• _DIRECTIONS FOR THIS TASK_:
Which of the lines below hold "n单元格"? Please return each one.

Element data from apps and pages:
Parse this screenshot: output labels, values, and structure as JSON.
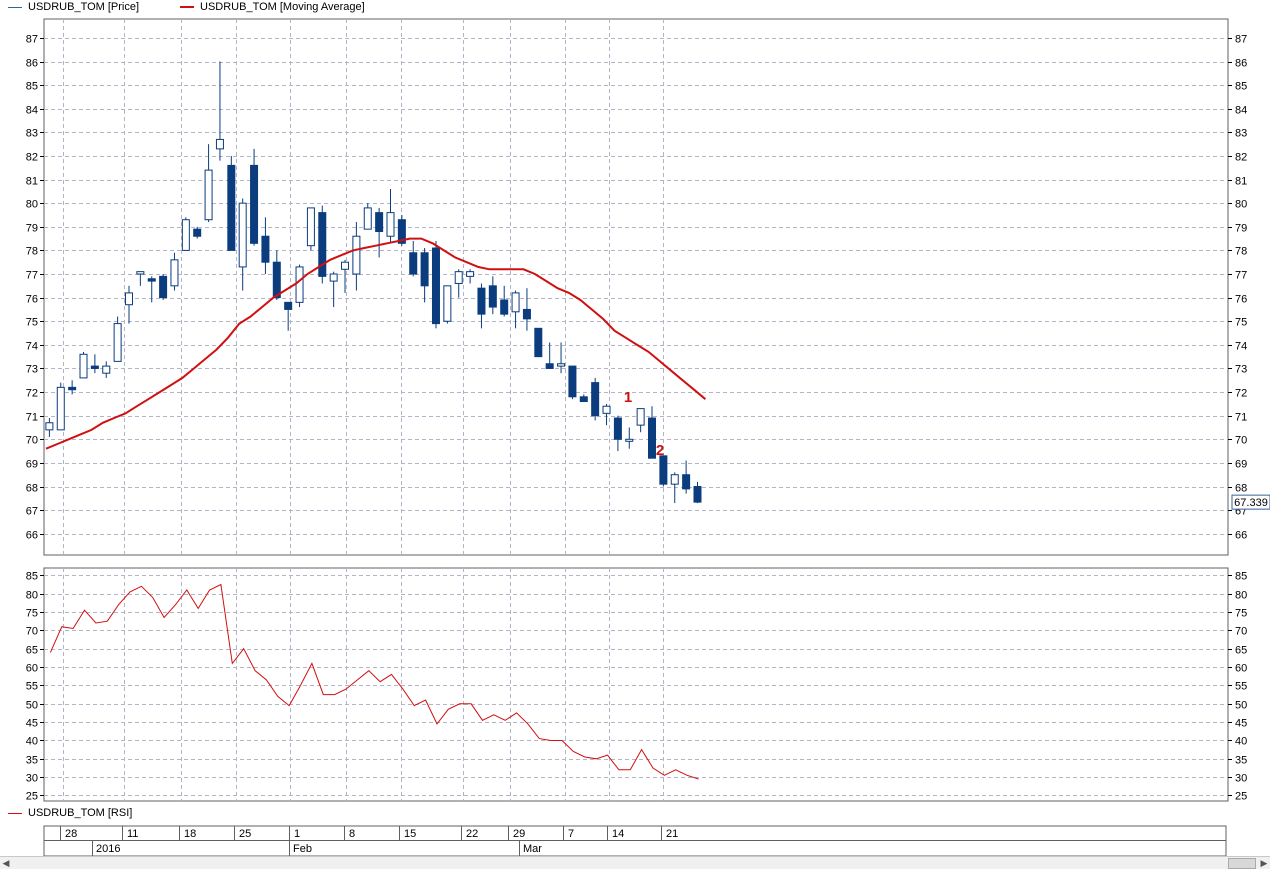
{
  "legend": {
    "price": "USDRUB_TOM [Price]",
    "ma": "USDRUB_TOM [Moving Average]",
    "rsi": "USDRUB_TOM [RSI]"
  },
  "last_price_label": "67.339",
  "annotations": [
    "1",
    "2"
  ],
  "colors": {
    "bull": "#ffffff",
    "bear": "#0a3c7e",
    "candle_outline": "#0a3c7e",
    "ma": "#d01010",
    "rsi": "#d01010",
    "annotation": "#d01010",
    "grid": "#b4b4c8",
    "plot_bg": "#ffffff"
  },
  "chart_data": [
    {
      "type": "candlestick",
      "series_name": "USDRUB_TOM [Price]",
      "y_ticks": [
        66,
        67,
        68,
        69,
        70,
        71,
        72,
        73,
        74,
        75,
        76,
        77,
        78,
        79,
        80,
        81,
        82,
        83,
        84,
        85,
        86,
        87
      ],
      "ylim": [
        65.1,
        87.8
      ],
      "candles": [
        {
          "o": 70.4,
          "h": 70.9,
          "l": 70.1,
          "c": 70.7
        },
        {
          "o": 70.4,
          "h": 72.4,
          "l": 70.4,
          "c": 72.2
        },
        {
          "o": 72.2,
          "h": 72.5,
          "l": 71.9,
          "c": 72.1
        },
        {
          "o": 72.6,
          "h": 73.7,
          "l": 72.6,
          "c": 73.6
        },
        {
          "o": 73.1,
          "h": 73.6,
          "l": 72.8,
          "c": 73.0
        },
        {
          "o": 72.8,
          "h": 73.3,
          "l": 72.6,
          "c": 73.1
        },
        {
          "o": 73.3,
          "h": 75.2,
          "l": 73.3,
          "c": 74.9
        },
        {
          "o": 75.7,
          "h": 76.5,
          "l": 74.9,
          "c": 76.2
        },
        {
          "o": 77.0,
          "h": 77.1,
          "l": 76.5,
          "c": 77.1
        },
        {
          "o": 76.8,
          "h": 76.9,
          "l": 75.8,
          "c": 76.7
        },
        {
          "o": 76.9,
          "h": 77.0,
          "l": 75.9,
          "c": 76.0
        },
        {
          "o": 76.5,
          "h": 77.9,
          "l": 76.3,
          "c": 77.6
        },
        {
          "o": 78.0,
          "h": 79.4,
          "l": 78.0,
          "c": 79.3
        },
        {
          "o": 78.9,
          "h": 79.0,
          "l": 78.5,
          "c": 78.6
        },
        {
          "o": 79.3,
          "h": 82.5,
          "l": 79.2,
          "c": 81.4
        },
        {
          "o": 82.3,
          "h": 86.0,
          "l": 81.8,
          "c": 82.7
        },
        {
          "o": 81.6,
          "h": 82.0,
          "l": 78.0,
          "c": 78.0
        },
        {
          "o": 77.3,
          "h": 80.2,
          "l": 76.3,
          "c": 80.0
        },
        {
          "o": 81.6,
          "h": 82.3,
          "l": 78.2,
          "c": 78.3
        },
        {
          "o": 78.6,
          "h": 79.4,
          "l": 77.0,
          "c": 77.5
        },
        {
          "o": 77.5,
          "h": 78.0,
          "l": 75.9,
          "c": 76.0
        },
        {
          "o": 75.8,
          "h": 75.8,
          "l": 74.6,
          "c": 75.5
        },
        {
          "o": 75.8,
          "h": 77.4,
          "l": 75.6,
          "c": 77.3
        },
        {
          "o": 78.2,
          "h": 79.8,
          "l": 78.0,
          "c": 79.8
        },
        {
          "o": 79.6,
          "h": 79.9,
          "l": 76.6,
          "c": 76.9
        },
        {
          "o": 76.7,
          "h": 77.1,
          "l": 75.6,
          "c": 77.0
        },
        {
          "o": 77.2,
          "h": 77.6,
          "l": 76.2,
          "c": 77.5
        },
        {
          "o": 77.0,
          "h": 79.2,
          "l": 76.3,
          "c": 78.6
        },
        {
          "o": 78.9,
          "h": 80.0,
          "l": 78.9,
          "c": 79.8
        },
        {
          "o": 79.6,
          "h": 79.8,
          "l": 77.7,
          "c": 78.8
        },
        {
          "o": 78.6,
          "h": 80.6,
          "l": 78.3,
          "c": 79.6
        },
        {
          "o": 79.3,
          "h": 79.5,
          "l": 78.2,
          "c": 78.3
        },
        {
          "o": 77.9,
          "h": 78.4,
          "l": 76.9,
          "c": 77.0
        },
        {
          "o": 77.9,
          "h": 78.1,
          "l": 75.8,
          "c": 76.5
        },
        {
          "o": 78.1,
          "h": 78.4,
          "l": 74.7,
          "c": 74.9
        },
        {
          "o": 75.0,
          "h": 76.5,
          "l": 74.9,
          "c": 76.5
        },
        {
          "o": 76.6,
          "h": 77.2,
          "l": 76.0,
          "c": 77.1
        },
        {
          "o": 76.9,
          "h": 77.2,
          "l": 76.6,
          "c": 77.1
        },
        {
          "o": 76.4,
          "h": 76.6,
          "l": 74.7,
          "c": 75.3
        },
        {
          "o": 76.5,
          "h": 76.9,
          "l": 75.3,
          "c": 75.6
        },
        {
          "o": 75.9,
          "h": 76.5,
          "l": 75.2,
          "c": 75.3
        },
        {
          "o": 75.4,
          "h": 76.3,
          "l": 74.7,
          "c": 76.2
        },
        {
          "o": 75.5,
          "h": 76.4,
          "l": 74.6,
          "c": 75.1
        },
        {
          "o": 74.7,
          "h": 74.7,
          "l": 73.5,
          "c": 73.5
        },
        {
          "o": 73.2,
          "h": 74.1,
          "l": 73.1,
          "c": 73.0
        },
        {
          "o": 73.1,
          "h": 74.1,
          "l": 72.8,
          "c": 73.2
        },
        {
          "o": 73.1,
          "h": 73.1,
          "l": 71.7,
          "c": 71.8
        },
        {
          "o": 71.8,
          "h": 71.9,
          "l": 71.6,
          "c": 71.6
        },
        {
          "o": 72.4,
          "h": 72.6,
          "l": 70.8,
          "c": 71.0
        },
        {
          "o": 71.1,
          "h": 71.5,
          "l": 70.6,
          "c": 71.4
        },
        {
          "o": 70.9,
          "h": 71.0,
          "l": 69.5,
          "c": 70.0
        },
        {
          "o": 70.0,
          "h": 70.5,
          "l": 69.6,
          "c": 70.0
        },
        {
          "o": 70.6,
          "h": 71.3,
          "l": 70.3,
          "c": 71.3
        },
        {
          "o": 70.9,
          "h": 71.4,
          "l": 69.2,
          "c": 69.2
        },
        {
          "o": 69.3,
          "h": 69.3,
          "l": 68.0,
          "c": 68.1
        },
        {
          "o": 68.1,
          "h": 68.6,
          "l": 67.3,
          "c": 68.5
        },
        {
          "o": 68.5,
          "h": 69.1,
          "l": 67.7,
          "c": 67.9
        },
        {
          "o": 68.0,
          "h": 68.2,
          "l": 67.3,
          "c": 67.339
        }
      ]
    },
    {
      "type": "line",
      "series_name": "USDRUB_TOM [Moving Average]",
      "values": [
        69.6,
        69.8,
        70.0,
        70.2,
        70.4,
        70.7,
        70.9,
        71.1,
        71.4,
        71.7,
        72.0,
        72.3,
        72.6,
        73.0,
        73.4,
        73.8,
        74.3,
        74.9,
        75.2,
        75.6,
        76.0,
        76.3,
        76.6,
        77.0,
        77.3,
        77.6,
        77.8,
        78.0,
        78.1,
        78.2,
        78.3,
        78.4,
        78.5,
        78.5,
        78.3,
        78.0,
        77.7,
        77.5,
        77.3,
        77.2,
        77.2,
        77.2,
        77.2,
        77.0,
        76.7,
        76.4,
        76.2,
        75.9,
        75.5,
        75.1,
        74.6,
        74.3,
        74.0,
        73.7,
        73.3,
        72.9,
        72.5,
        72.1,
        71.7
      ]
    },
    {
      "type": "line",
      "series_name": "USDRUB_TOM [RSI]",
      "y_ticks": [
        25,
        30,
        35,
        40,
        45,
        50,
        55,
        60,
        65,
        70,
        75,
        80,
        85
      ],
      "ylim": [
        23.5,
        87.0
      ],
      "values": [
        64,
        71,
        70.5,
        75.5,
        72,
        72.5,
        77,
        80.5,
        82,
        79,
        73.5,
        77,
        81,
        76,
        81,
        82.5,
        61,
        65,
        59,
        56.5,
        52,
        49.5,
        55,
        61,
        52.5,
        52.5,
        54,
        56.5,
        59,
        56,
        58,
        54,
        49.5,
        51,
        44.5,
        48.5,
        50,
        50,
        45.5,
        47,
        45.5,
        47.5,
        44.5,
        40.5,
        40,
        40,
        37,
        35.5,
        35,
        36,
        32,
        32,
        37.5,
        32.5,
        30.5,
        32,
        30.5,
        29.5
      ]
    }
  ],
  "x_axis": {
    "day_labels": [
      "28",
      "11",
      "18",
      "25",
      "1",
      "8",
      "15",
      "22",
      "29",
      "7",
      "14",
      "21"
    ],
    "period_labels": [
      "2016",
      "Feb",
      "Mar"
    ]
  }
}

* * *

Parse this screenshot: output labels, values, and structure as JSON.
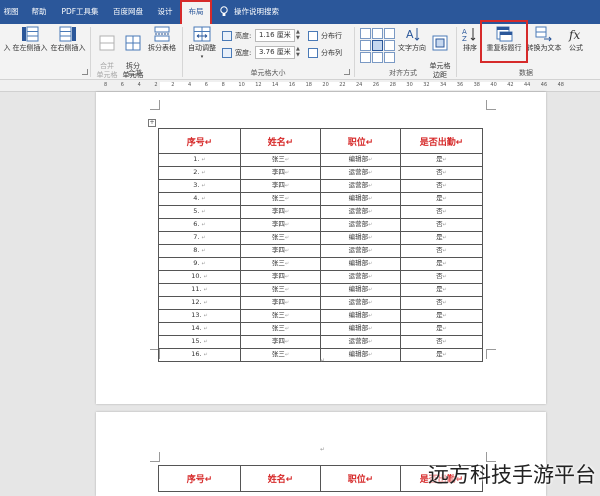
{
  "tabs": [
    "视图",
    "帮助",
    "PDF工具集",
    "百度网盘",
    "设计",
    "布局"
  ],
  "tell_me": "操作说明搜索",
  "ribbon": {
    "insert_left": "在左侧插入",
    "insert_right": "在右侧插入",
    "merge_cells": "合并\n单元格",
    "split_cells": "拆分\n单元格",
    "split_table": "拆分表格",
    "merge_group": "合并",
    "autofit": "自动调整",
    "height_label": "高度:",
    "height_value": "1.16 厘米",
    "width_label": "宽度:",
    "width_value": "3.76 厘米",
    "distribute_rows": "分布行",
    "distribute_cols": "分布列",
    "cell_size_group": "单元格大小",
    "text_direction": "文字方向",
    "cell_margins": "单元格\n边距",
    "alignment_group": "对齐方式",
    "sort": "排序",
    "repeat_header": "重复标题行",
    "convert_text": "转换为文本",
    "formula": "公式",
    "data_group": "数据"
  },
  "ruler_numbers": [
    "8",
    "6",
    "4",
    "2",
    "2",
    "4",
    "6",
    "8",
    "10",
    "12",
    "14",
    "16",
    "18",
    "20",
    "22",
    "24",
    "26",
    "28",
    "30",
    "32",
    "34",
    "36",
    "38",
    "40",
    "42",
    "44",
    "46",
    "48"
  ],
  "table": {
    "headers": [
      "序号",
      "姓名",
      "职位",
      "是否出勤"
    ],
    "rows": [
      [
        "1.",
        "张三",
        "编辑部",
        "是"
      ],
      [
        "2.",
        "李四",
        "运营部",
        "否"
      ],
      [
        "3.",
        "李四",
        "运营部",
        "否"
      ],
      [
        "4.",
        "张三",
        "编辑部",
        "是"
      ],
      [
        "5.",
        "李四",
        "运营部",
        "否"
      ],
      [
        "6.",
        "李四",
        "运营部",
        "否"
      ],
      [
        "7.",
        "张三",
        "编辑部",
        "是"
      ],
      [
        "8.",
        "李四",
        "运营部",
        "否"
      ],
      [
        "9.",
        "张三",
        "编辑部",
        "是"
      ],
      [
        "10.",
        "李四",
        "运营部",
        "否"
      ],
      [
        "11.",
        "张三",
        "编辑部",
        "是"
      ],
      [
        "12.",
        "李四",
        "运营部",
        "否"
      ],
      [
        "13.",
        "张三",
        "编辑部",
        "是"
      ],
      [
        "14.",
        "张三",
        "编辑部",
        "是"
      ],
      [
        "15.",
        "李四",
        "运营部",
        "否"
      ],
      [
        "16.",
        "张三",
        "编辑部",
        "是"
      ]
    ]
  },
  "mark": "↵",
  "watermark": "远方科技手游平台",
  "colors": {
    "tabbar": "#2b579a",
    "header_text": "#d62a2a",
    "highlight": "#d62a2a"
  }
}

• _RESULT OF THIS TASK_:
    "merge_cells": "合并\n单元格",
    "split_cells": "拆分\n单元格",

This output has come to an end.